120g caster sugar

Vanilla Custard
1. In a saucepan combine vanilla into the cream.

2. Bring to the boil over high heat, as soon as it boils remove from the heat and set aside for 10 minutes.

3. Place egg yolks in a large stainless steel bowl. Add the sugar to the egg yolks and whisk until the sugar has dissolved.

 4. Pour the slightly cooled cream through a sieve over the egg yolks (discarding the vanilla bean pod - if used, and further removing any lumps.)

5. Whisk the mixture to combine.
6. Put the stainless bowl over a saucepan of simmering water, making sure the base of the bowl doesn't touch the water.

7. Continue stirring the mixture with a whisk for 10-15 minutes, or until smooth and thick - continually scrape sides of bowl with rubber spatula.
**NOTE: Do not stop mixing or the mixture will curdle (i.e. the eggs begin to cook).

8. Remove the bowl from the heat and whisk briskly for about 2 minutes to cool the mixture.
9. Once the mixture is off the heart, whisk the mixture every 10 minutes for 1 hour.

10. Place plastic wrap on top of the mixture and refrigerate over night.

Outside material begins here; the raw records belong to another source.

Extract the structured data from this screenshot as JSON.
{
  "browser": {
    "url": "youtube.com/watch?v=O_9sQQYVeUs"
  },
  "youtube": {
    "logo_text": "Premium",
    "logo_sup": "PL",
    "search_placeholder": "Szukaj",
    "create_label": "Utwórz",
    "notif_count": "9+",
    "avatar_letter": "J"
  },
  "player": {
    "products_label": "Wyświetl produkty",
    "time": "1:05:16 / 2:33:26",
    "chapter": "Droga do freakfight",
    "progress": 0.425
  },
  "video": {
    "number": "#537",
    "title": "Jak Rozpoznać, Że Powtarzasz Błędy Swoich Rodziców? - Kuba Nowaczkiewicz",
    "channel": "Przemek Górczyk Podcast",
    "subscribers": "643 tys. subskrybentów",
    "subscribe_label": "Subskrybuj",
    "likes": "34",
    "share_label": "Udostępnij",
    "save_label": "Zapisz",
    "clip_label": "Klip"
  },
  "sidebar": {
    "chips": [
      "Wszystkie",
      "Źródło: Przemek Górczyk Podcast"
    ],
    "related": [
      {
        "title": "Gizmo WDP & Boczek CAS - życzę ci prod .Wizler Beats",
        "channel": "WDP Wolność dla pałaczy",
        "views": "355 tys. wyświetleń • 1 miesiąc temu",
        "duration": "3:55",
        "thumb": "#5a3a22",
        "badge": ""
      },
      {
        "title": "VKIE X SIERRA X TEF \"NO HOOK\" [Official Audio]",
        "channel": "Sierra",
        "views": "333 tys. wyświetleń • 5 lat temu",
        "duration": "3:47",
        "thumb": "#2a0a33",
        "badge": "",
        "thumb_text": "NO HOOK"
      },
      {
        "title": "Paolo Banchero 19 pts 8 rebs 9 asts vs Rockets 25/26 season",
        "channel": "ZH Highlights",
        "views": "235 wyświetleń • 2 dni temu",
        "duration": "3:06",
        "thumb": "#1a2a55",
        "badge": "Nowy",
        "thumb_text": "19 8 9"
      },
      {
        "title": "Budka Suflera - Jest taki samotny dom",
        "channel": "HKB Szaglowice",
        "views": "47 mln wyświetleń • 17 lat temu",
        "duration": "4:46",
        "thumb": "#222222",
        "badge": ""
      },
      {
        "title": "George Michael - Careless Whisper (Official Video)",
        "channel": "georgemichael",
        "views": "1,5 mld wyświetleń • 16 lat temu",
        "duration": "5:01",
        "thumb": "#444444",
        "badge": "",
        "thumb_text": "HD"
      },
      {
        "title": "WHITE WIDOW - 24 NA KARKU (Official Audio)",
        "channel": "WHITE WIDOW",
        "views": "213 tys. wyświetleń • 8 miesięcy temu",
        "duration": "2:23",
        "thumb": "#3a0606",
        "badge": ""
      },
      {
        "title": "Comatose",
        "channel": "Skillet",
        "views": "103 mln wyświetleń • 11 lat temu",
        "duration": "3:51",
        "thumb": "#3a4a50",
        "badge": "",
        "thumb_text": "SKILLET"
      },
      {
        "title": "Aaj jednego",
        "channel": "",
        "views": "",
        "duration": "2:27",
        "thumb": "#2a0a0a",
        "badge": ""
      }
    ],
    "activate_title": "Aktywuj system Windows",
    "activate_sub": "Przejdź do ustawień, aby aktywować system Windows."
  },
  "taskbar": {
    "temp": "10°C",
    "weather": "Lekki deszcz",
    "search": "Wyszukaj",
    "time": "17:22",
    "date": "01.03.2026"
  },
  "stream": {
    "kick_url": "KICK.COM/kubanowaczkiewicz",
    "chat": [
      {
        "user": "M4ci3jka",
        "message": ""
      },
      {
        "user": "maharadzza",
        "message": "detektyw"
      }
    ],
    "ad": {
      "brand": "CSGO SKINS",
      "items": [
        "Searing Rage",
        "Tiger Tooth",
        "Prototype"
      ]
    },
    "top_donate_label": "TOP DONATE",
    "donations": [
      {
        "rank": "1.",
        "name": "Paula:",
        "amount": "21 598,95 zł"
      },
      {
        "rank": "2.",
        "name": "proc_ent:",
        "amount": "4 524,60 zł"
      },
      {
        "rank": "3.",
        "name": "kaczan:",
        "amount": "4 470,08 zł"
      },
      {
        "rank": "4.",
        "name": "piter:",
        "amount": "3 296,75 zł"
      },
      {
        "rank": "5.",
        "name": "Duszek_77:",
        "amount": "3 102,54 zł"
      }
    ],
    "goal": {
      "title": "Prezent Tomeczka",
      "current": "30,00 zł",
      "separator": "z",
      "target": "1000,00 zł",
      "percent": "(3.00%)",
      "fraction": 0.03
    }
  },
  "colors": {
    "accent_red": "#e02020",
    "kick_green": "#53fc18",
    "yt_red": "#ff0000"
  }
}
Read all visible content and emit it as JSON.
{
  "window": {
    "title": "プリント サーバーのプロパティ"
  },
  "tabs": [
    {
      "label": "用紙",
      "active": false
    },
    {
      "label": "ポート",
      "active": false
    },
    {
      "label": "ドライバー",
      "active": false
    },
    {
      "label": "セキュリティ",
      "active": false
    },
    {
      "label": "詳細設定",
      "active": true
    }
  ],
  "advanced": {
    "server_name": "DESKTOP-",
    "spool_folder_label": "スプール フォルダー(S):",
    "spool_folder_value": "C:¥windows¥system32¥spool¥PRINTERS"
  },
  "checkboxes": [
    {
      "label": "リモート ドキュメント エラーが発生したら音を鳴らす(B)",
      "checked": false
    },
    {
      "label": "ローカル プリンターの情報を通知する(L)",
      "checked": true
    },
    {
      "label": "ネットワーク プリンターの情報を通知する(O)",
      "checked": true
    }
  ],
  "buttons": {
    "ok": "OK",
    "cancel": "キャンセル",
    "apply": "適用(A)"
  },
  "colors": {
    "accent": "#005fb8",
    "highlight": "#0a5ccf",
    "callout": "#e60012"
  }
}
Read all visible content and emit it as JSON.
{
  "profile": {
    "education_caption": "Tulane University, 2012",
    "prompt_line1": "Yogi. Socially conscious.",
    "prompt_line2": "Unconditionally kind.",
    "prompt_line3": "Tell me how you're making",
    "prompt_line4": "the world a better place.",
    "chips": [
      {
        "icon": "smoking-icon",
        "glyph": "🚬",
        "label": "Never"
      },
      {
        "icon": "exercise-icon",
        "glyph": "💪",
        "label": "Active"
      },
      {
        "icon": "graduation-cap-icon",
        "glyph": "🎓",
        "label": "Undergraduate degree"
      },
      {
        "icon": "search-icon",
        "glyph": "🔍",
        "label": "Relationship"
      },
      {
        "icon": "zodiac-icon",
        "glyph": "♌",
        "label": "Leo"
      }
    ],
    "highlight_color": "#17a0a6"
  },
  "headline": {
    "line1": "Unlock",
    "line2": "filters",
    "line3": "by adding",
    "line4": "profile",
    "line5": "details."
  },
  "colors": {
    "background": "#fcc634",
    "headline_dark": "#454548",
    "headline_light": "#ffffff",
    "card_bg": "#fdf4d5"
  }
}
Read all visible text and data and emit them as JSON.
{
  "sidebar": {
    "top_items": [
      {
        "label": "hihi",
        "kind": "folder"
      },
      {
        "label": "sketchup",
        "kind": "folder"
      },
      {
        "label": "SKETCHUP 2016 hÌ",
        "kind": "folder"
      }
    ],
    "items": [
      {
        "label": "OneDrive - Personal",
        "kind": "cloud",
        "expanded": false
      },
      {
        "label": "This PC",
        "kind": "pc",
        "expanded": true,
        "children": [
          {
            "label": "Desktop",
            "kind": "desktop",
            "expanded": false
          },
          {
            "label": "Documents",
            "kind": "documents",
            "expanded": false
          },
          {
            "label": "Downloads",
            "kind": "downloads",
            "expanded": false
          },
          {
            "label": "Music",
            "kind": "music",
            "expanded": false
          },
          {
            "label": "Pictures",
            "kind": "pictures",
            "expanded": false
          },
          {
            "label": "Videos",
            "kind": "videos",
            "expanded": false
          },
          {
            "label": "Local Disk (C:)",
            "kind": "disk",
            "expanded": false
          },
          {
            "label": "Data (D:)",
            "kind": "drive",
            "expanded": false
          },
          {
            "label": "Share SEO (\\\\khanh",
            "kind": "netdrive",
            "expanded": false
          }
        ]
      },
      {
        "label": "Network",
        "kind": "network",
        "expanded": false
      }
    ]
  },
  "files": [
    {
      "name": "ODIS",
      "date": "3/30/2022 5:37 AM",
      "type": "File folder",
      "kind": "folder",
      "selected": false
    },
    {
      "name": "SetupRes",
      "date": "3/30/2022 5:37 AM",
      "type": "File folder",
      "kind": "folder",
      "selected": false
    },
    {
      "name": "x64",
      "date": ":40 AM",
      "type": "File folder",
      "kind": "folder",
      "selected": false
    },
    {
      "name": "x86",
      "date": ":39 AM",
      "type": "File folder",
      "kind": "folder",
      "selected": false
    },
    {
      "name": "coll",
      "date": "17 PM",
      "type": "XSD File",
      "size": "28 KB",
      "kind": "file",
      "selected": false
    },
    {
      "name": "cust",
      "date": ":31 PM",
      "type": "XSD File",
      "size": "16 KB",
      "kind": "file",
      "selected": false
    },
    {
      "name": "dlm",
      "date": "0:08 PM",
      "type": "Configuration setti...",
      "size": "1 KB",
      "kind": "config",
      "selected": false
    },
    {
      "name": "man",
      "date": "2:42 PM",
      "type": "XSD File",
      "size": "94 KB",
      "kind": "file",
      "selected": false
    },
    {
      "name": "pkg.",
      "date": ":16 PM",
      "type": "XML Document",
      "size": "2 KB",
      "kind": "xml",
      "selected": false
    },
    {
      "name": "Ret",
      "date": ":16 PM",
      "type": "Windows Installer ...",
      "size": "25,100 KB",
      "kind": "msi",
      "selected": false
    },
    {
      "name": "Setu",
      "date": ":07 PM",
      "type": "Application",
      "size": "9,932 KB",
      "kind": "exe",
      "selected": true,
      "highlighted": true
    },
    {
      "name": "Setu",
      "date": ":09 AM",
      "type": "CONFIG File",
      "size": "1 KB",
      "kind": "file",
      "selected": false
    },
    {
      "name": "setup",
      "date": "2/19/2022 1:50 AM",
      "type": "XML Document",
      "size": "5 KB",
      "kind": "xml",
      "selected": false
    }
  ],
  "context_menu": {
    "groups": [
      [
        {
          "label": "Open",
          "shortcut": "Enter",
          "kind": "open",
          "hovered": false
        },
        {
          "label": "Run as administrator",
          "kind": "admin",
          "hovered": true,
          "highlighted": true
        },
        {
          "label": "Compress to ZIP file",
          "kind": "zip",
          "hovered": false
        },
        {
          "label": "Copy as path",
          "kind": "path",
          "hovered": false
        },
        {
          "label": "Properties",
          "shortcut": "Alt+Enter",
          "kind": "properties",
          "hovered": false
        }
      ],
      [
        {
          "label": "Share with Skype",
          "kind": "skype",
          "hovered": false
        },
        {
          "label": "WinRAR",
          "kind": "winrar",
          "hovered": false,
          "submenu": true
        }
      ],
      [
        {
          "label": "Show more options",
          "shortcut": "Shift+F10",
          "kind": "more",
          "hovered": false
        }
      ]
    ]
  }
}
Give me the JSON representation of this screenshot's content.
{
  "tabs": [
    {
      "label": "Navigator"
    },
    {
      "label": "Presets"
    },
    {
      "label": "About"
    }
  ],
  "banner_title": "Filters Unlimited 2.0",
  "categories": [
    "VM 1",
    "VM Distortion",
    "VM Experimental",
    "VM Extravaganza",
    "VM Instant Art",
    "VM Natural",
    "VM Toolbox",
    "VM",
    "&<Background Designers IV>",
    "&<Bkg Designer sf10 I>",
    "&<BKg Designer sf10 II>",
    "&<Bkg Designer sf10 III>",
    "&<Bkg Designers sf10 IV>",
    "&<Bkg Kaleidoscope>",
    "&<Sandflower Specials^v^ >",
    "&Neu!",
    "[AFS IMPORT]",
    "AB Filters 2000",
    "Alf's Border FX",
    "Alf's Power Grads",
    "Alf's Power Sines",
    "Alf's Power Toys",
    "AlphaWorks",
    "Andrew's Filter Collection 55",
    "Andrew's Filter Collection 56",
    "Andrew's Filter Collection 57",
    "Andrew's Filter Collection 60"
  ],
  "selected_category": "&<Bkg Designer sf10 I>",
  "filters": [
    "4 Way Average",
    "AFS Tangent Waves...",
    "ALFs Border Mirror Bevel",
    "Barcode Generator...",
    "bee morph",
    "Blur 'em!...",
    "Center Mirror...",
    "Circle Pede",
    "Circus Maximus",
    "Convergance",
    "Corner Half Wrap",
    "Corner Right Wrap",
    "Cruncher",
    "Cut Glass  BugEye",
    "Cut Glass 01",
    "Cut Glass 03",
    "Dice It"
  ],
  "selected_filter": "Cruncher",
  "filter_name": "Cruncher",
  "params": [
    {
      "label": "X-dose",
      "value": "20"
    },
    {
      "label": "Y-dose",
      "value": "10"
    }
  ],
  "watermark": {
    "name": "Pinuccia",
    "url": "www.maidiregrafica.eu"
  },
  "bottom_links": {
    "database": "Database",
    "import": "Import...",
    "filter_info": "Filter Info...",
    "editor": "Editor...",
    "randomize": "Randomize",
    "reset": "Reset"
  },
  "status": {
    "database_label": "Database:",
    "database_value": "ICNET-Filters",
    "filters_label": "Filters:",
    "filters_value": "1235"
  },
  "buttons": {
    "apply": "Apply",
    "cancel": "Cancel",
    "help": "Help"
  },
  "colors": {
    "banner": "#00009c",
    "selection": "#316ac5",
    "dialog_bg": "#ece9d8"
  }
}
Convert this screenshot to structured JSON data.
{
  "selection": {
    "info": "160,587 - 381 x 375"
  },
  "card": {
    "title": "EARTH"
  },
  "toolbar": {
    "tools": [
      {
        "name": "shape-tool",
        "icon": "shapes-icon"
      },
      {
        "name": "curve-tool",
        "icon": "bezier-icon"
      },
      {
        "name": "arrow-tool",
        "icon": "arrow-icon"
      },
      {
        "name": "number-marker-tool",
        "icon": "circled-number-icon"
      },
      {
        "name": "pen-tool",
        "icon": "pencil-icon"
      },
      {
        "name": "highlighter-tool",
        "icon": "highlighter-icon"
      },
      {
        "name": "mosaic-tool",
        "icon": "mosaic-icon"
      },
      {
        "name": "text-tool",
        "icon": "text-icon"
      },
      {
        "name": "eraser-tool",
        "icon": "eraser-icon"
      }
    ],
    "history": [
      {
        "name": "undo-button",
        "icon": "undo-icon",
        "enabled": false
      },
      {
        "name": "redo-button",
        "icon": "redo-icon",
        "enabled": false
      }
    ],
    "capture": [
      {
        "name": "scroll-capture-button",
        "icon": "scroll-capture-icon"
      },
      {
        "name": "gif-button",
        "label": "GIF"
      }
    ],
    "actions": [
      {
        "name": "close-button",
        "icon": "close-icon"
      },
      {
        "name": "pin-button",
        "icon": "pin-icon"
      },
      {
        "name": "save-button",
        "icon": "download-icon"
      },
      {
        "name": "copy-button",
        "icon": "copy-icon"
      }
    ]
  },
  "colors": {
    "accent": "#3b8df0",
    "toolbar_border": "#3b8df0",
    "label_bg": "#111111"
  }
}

Strawberry puree

1. Combine strawberries and sugar into a food processor (blender and hand stick blender will do the same job) until smooth.
2.  Wrap and refrigerate until needed. 

1. Roll out the pastry until about 3mm thick. (using flour to prevent sticking)

2. Using the rolling pin, place the pastry into the case and pinch in the sides. Cutting off any excess pastry.
3. Refrigerate for 20-30 minutes.
4. Preheat oven at 190 degrees Celsius.

5. Place greaseproof paper over the top of the tarts, and fill with weighing beads (or uncooked rice)

6. Bake for 15 minutes.

7. Remove greaseproof paper and beads, and bake for another 10 minutes or until light brown.

8. Remove from oven and allow to completely cool before filling.


1. Spoon about 3/4 teaspoon of strawberry purée into the base of the tart shell (that is for the 8cm cases, for the big tart I probably put equivalent to a few tablespoons).

2. Pipe the custard into the tart shells (this is so the strawberry purée stays in the centre). **NOTE: I just spooned the custard around the strawberry purée and put a dollop at the top, this works as well as long as your are gentle.

3. Smooth the top of the tart.

4. Refrigerate for 4 hours.

5. Sprinkle a teaspoon of caster sugar on top of the custard and burn with a blow torch until caramelised. (This step doesn't have to be done, but to get the full effect it is advised.)

Going on with the time restrictions, the custard in the big tart case didn't set as well as the custard in the small tart cases, but regardless, it was still tasty.

Good food, good times!